There are, to be precise, 149 U.S. golf courses with eagle in the name, according to a count of nearly 13,000 golf facilities by the National Golf Foundation. They range from the Soaring Eagles Golf Course in Horseheads, N.Y., to the somewhat less inspiringly named Spread Eagle Golf Course in Spread Eagle, Wis. There is an Eagle Point golf course in Oregon and an Eagle Pointe in Indiana. The difference, primarily of interest to marketers, is approximately the same as between shop and shoppe.
Antelope-named courses predictably show up mainly in the West. Colorado, Wyoming and Arizona, for instance, each have courses known as Antelope Hills. But buffalo (alluded to in 131 course names) and deer (with 149 mentions, tying the eagle) span the country. The word "deer" is a convenient naming device because deer are ubiquitous, to the point of actually being a nuisance in many regions, thanks to a fall-off in natural predators. Yet deer still connote woodland innocence. Thus real-estate developers, the primary source of new golf courses for at least the last 40 years, retain plausible credibility when they transform previously featureless tracts of land into golf nirvanas with names such as Deer Park, Deer Creek, Deer Meadow, Deer Run, Deer Ridge and Deer Trace, not to mention Doe Valley and Fawn Crest.
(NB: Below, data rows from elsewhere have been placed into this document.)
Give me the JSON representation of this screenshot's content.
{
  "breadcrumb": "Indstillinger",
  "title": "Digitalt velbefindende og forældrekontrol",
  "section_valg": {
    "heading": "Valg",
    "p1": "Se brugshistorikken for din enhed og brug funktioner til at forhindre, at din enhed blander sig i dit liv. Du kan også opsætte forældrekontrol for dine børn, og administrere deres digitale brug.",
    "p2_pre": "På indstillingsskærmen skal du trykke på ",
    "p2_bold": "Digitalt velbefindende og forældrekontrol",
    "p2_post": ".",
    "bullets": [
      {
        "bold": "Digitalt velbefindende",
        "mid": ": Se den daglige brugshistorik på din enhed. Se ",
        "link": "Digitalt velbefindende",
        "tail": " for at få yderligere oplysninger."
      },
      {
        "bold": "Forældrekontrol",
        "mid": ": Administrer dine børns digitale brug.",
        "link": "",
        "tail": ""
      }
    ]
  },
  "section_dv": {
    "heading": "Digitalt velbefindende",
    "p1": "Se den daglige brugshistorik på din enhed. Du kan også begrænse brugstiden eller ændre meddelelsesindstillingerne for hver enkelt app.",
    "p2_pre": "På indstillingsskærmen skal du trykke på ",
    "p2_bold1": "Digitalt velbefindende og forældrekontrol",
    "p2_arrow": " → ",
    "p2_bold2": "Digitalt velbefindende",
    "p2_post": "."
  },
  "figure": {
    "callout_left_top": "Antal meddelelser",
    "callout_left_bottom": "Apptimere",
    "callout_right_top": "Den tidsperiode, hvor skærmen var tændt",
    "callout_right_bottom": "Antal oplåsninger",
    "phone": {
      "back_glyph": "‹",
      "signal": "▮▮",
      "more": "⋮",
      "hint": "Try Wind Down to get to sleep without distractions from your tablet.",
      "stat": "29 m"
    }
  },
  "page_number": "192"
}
These samples barely scratch the surface of deer-golf nomenclature.